Among the general public, Livni has a substantial edge. But the public has very little influence, and that only indirectly. This summer, thousands of momentary Kadima voters will elect the candidate to form Israel's government - voters whose motives are selfish (jobs in the transportation industry) or even ethnic. The perfect example of the person who is liable to decide who will succeed Ehud Olmert can be found in the foreman at Haifa Port, who is of Iranian descent.
Mofaz's security record is mixed. He was a highly regarded fighter, an outstanding brigade commander of the Paratroops, and a nondescript division commander on both the Lebanese border and the West Bank. There have been dozens, perhaps hundreds, of officers and generals like him in the history of the IDF. He was appointed chief of staff on a whim by Yitzhak Mordechai and defense minister by the grace of Sharon. Under his command, the IDF did a good job of severing contact with Lebanon, but he failed to prevent the kidnapping on Har Dov in 2000, mishandled the clashes at Joseph's Tomb and was unable to stop Palestinian terror attacks, until in the end he reversed that failure in Operation Defensive Shield.
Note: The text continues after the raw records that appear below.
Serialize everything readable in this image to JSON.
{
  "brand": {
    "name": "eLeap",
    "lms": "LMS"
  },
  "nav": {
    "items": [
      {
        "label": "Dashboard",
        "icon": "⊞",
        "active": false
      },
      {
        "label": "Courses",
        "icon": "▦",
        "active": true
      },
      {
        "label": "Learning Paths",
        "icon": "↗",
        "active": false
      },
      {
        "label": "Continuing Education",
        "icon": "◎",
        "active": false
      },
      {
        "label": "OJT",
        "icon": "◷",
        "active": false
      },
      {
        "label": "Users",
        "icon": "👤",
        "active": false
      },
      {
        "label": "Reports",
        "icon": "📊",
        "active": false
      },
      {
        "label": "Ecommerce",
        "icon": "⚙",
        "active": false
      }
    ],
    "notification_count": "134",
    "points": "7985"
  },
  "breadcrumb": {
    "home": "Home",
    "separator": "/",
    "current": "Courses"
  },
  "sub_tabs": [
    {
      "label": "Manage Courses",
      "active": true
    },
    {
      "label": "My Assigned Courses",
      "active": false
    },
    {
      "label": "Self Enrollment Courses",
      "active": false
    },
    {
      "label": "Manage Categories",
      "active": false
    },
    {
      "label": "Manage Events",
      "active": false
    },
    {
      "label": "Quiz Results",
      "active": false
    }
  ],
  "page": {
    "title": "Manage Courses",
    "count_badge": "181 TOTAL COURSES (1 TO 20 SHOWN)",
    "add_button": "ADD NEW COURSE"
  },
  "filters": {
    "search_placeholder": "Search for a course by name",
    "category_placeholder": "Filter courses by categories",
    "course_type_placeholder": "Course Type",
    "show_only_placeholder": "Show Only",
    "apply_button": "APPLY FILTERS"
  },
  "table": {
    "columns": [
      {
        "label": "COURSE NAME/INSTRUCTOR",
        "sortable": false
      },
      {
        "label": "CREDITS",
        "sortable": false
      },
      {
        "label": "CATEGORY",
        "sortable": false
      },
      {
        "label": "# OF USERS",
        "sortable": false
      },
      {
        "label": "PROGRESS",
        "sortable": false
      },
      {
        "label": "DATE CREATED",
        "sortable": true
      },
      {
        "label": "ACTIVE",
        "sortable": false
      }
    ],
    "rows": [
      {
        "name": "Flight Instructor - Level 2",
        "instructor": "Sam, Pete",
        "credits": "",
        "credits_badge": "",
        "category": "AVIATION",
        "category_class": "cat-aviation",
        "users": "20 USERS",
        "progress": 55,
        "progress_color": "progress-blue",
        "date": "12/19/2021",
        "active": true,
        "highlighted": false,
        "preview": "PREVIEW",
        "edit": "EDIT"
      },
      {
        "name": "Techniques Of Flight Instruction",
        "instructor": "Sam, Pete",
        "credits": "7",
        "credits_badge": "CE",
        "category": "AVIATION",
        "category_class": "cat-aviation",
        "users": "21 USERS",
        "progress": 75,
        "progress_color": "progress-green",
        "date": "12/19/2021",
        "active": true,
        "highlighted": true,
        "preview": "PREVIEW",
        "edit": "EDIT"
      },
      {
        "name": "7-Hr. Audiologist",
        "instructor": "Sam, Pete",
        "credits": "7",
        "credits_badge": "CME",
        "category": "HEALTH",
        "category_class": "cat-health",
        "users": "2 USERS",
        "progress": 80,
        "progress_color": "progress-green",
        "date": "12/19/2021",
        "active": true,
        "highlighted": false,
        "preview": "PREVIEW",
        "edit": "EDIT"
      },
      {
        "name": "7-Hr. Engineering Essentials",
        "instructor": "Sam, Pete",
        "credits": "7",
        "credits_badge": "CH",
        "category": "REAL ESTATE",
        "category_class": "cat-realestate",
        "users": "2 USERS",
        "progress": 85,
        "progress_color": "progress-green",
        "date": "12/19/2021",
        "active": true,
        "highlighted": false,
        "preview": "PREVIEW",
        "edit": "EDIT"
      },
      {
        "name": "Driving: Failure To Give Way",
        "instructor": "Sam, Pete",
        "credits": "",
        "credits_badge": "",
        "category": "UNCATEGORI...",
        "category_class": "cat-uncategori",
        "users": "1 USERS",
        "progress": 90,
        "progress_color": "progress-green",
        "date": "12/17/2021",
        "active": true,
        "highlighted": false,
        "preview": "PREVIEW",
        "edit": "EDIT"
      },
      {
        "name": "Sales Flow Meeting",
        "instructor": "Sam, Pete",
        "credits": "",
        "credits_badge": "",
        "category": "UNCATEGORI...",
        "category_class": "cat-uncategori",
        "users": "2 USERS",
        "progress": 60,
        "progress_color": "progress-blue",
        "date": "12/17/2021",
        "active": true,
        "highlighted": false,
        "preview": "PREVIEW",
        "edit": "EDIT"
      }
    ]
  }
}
Together with Sharon, Mofaz is responsible for serious mistakes in evacuating the IDF, and not only the settlers, from Gaza. The insufficient preparedness of both the field forces and the home front in the 2006 war is largely his responsibility. Mofaz's weighted grade in six years as chief of staff and defense minister is hardly awe-inspiring. He is a technician who lacks inspiration, a person who carries out the instructions of his superiors. His light is hidden. Salvation for Israel will not come from him.
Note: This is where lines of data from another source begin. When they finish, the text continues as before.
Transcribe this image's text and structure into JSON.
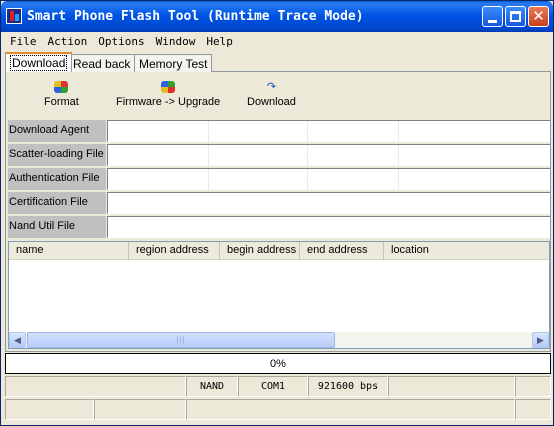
{
  "window": {
    "title": "Smart Phone Flash Tool (Runtime Trace Mode)"
  },
  "menu": [
    "File",
    "Action",
    "Options",
    "Window",
    "Help"
  ],
  "tabs": [
    "Download",
    "Read back",
    "Memory Test"
  ],
  "toolbar": {
    "format_label": "Format",
    "upgrade_label": "Firmware -> Upgrade",
    "download_label": "Download",
    "format_icon": "format-icon",
    "upgrade_icon": "upgrade-icon",
    "download_icon": "download-arrow-icon"
  },
  "files": {
    "download_agent": {
      "label": "Download Agent",
      "value": ""
    },
    "scatter_loading": {
      "label": "Scatter-loading File",
      "value": ""
    },
    "authentication": {
      "label": "Authentication File",
      "value": ""
    },
    "certification": {
      "label": "Certification File",
      "value": ""
    },
    "nand_util": {
      "label": "Nand Util File",
      "value": ""
    }
  },
  "table": {
    "columns": [
      "name",
      "region address",
      "begin address",
      "end address",
      "location"
    ],
    "rows": []
  },
  "progress": {
    "value": 0,
    "text": "0%"
  },
  "status": {
    "storage": "NAND",
    "port": "COM1",
    "baud": "921600 bps"
  },
  "colors": {
    "titlebar": "#0055e5",
    "progress_fill": "#0a246a",
    "label_bg": "#c0c0c0"
  }
}
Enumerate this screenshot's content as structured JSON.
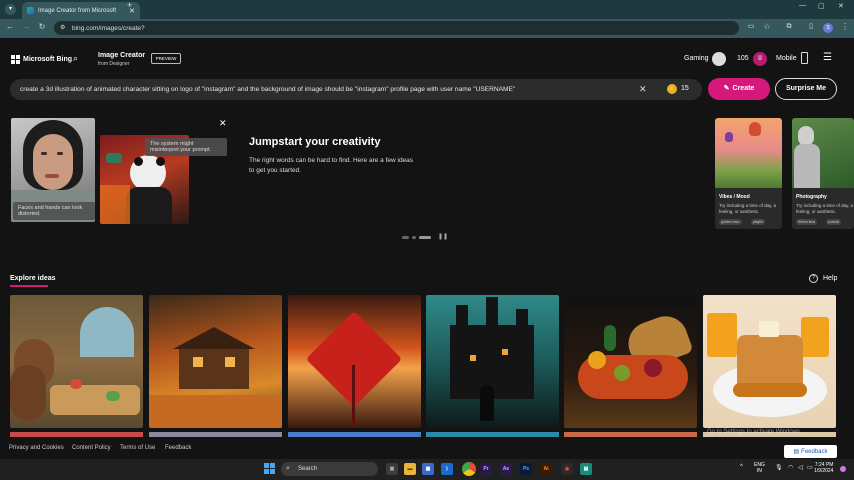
{
  "browser": {
    "tab_title": "Image Creator from Microsoft",
    "url": "bing.com/images/create?"
  },
  "header": {
    "logo": "Microsoft Bing",
    "app_title": "Image Creator",
    "app_subtitle": "from Designer",
    "badge": "PREVIEW",
    "gaming_label": "Gaming",
    "points": "105",
    "mobile_label": "Mobile"
  },
  "prompt": {
    "value": "create a 3d illustration of animated character sitting on logo of \"instagram\" and the background of image should be \"instagram\" profile page with user name \"USERNAME\"",
    "boosts": "15",
    "create_label": "Create",
    "surprise_label": "Surprise Me"
  },
  "hero": {
    "tip1": "Faces and hands can look distorted.",
    "tip2": "The system might misinterpret your prompt.",
    "title": "Jumpstart your creativity",
    "desc": "The right words can be hard to find. Here are a few ideas to get you started.",
    "cards": [
      {
        "title": "Vibes / Mood",
        "desc": "Try including a time of day, a feeling, or aesthetic.",
        "chips": [
          "golden hour",
          "playful"
        ]
      },
      {
        "title": "Photography",
        "desc": "Try including a time of day, a feeling, or aesthetic.",
        "chips": [
          "50mm lens",
          "portrait"
        ]
      }
    ]
  },
  "explore": {
    "label": "Explore ideas",
    "help": "Help"
  },
  "watermark": "Go to Settings to activate Windows.",
  "feedback": "Feedback",
  "footer": {
    "links": [
      "Privacy and Cookies",
      "Content Policy",
      "Terms of Use",
      "Feedback"
    ]
  },
  "taskbar": {
    "search": "Search",
    "lang1": "ENG",
    "lang2": "IN",
    "time": "7:24 PM",
    "date": "1/9/2024"
  },
  "colors": {
    "accent": "#d4187c",
    "tab_bar": "#1f3a3e",
    "page_bg": "#131313"
  }
}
Nor will it come from Livni, or from any other individual candidate for the stained crown of leadership. Livni is stronger on the major issue of worldview than on the petty issue of managing people. She can be proud of her involvement in decision-making on issues of national security - alongside Olmert and the defense minister who fell in love with him to the point of absurdity, Amir Peretz (and after him Barak) - but less so of her performance in the Foreign Ministry, which she has not advanced.
Livni dismantled the ministry's efficient administration and erred in bringing in a director general who was unfamiliar with the foreign service and diplomatic work. All in all, the Foreign Ministry gives her sufficient professional qualifications to proceed to the premiership - certainly no less than Yitzhak Shamir had in his day, and far more than Benjamin Netanyahu did. But her recruitment of Sharon's advisers, which is supposed to help her in the party that he founded, does not bode well for those among the public who do not believe that Sharon had cleaner hands than Olmert.
If there is an interim solution to Israel's problems during the period of disengagement from the Olmert government, it does not lie in worshiping any supreme leader. Between "Obamacain," the next president in Washington, and the anatomical wonder of Shas - one man with a dozen hands to raise - the route is already more or less determined. There are no gods: not Livni, not Barak, not Netanyahu, not Mofaz. What is needed is a team that knows how to rise above personal considerations and operate with good judgment and integrity. That may be too much to ask of politicians, but we must not be satisfied with less.